Task requirements: Reproduce each of the following records without any deviation.

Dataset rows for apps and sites
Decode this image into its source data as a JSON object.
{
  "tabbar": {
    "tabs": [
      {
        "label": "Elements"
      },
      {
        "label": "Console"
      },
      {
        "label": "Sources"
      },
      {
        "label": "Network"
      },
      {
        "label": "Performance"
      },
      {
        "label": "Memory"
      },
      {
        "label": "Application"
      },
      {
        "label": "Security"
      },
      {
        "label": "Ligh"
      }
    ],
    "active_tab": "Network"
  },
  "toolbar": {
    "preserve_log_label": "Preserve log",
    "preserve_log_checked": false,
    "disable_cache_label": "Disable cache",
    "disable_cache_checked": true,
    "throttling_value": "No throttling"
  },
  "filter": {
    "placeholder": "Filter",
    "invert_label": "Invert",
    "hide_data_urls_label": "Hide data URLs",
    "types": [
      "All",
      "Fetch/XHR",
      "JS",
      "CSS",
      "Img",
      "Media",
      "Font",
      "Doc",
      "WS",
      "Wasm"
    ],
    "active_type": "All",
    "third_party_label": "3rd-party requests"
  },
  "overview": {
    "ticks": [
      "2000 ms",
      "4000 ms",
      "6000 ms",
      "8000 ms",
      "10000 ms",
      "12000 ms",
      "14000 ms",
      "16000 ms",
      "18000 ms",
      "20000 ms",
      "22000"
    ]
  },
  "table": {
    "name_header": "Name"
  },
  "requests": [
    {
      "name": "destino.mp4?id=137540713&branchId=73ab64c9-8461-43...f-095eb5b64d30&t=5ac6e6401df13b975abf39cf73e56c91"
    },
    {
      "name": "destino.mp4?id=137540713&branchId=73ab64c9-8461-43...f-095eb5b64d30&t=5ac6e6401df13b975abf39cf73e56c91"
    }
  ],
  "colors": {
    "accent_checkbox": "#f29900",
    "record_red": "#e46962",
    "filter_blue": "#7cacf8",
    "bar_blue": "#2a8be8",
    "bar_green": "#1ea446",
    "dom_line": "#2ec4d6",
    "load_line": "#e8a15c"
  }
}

Written response:
Decode this image into its source data as a JSON object.
{
  "tabbar": {
    "tabs": [
      {
        "label": "Elements"
      },
      {
        "label": "Console"
      },
      {
        "label": "Sources"
      },
      {
        "label": "Network"
      },
      {
        "label": "Performance"
      },
      {
        "label": "Memory"
      },
      {
        "label": "Application"
      },
      {
        "label": "Security"
      },
      {
        "label": "Ligh"
      }
    ],
    "active_tab": "Network"
  },
  "toolbar": {
    "preserve_log_label": "Preserve log",
    "preserve_log_checked": false,
    "disable_cache_label": "Disable cache",
    "disable_cache_checked": true,
    "throttling_value": "No throttling"
  },
  "filter": {
    "placeholder": "Filter",
    "invert_label": "Invert",
    "hide_data_urls_label": "Hide data URLs",
    "types": [
      "All",
      "Fetch/XHR",
      "JS",
      "CSS",
      "Img",
      "Media",
      "Font",
      "Doc",
      "WS",
      "Wasm"
    ],
    "active_type": "All",
    "third_party_label": "3rd-party requests"
  },
  "overview": {
    "ticks": [
      "2000 ms",
      "4000 ms",
      "6000 ms",
      "8000 ms",
      "10000 ms",
      "12000 ms",
      "14000 ms",
      "16000 ms",
      "18000 ms",
      "20000 ms",
      "22000"
    ]
  },
  "table": {
    "name_header": "Name"
  },
  "requests": [
    {
      "name": "destino.mp4?id=137540713&branchId=73ab64c9-8461-43...f-095eb5b64d30&t=5ac6e6401df13b975abf39cf73e56c91"
    },
    {
      "name": "destino.mp4?id=137540713&branchId=73ab64c9-8461-43...f-095eb5b64d30&t=5ac6e6401df13b975abf39cf73e56c91"
    }
  ],
  "colors": {
    "accent_checkbox": "#f29900",
    "record_red": "#e46962",
    "filter_blue": "#7cacf8",
    "bar_blue": "#2a8be8",
    "bar_green": "#1ea446",
    "dom_line": "#2ec4d6",
    "load_line": "#e8a15c"
  }
}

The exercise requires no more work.